By Topic

Space Interferometry Mission flight software management challenges and lessons

Sign In

Cookies must be enabled to login.After enabling cookies , please use refresh or reload or ctrl+f5 on the browser for the login options.

Formats Non-Member Member
$33 $13
Learn how you can qualify for the best price for this item!
Become an IEEE Member or Subscribe to
IEEE Xplore for exclusive pricing!
close button

puzzle piece

IEEE membership options for an individual and IEEE Xplore subscriptions for an organization offer the most affordable access to essential journal articles, conference papers, standards, eBooks, and eLearning courses.

Learn more about:

IEEE membership

IEEE Xplore subscriptions

1 Author(s)
Marek W. Tuszynski ; Jet Propulsion Laboratory, California Institute of Technology, Pasadena, 91101 USA
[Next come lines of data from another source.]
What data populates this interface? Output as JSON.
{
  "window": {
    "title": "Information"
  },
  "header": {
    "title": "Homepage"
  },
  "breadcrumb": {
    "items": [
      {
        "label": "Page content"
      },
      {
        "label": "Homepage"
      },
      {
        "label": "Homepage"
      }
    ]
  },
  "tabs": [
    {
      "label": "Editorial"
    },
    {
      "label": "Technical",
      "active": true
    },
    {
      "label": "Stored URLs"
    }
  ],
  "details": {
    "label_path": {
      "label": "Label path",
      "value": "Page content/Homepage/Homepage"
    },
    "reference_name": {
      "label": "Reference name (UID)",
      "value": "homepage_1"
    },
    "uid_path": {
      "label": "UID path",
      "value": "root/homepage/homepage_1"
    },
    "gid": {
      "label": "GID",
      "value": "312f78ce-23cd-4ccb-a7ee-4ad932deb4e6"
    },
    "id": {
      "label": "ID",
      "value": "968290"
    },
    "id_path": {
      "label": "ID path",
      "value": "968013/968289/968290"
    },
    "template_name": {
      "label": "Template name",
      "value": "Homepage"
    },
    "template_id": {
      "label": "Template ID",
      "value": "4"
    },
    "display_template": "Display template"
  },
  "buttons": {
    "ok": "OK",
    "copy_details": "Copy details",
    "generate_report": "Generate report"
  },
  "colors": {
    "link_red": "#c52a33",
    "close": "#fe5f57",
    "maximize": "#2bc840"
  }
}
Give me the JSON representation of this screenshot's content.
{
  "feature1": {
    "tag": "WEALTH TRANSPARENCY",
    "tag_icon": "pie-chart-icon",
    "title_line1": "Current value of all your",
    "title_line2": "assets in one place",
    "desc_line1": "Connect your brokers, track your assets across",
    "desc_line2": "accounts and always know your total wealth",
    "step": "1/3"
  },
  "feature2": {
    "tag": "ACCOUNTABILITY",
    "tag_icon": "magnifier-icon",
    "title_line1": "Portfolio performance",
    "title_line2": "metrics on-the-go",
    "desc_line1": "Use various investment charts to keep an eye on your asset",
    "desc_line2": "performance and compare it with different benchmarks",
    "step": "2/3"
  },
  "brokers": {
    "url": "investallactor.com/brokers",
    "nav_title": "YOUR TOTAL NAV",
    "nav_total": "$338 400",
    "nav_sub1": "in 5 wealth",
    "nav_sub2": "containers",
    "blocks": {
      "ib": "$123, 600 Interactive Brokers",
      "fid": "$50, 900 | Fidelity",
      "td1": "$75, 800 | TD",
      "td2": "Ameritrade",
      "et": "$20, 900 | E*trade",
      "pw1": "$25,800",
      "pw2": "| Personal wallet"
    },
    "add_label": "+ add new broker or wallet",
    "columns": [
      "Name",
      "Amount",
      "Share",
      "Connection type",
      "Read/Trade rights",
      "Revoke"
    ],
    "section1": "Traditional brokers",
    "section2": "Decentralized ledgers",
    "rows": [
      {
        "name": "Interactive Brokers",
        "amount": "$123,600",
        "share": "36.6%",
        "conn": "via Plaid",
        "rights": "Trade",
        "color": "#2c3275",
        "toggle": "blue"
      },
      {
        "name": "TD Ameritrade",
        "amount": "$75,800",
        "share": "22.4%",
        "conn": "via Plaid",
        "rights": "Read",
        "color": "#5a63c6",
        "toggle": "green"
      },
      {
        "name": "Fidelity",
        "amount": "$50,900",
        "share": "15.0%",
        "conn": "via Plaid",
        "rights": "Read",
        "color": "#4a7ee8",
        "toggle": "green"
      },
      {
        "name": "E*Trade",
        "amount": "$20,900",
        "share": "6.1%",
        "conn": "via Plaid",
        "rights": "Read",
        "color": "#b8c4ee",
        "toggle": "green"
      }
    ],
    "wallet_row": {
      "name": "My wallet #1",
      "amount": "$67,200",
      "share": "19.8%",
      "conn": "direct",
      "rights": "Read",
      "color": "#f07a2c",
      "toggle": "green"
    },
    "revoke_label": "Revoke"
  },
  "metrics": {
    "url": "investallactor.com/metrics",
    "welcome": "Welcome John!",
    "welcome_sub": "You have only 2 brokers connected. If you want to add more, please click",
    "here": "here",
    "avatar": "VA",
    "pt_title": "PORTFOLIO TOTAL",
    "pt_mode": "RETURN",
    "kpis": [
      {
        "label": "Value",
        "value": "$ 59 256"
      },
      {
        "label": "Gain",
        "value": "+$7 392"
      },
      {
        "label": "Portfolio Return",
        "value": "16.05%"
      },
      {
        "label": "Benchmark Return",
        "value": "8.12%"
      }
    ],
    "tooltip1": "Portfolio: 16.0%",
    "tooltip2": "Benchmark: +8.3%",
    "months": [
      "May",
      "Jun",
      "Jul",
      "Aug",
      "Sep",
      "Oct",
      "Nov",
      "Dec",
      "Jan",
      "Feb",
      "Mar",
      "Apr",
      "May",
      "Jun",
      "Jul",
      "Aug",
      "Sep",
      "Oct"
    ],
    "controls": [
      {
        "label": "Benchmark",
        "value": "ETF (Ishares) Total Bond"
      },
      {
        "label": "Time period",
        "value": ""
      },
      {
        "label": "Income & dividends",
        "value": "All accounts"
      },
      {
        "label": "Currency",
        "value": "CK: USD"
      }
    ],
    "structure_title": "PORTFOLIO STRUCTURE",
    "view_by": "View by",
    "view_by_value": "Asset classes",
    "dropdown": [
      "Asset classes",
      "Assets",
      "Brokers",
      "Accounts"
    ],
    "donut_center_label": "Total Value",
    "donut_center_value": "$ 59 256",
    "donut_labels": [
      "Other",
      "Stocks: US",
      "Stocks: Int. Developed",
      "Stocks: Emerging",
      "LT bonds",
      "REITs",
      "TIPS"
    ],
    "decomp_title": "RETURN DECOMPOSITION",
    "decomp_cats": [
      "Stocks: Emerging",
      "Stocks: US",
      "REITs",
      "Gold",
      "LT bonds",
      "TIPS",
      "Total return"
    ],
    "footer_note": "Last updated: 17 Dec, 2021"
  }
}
The space interferometry mission (SIM) under development at the Jet Propulsion Laboratory has been an ambitious project which when completed will determine the positions and distances of stars several hundred times more accurately than any previous program. This accuracy will allow SIM to determine the distances to stars throughout the galaxy and to probe nearby stars for Earth-sized planets. [1] However, it has been a roller coaster in terms of funding. After several false starts, the flight software development team finally ramped up in early 2004. The flight software development team built prototype programs for timing benchmarks, designed a new architecture, implemented a core infrastructure usable by a variety of future missions, and successfully developed and infused new technology along the way, before being disbanded due to funding cuts at the beginning of 2007.

Published in:

2009 IEEE Aerospace conference

Date of Conference:

7-14 March 2009